◆ **What is being asked**:
What lines of the data hold the string "label"? Copy them all.

◆ **Record extracts**:
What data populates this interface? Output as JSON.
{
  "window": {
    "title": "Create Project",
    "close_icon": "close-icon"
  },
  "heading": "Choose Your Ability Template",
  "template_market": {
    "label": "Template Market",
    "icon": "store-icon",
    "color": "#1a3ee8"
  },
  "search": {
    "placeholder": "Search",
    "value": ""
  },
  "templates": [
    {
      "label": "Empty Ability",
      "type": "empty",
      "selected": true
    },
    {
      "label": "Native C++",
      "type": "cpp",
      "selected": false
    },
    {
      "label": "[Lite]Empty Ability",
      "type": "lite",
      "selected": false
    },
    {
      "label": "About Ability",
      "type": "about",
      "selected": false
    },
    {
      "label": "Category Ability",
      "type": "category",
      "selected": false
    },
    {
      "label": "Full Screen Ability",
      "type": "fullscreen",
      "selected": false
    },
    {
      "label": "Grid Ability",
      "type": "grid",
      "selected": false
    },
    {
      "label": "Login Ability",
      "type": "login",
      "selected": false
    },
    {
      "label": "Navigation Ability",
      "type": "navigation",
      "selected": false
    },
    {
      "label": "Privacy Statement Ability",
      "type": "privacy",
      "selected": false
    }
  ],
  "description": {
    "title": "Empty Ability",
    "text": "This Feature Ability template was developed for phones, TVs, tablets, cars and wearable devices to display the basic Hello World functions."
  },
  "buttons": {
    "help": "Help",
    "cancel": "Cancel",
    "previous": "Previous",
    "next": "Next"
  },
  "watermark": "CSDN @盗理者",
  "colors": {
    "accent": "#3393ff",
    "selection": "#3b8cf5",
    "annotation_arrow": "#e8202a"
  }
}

◆ **Finished exercise**:
    "label": "Template Market",
      "label": "Empty Ability",
      "label": "Native C++",
      "label": "[Lite]Empty Ability",
      "label": "About Ability",
      "label": "Category Ability",
      "label": "Full Screen Ability",
      "label": "Grid Ability",
      "label": "Login Ability",
      "label": "Navigation Ability",
      "label": "Privacy Statement Ability",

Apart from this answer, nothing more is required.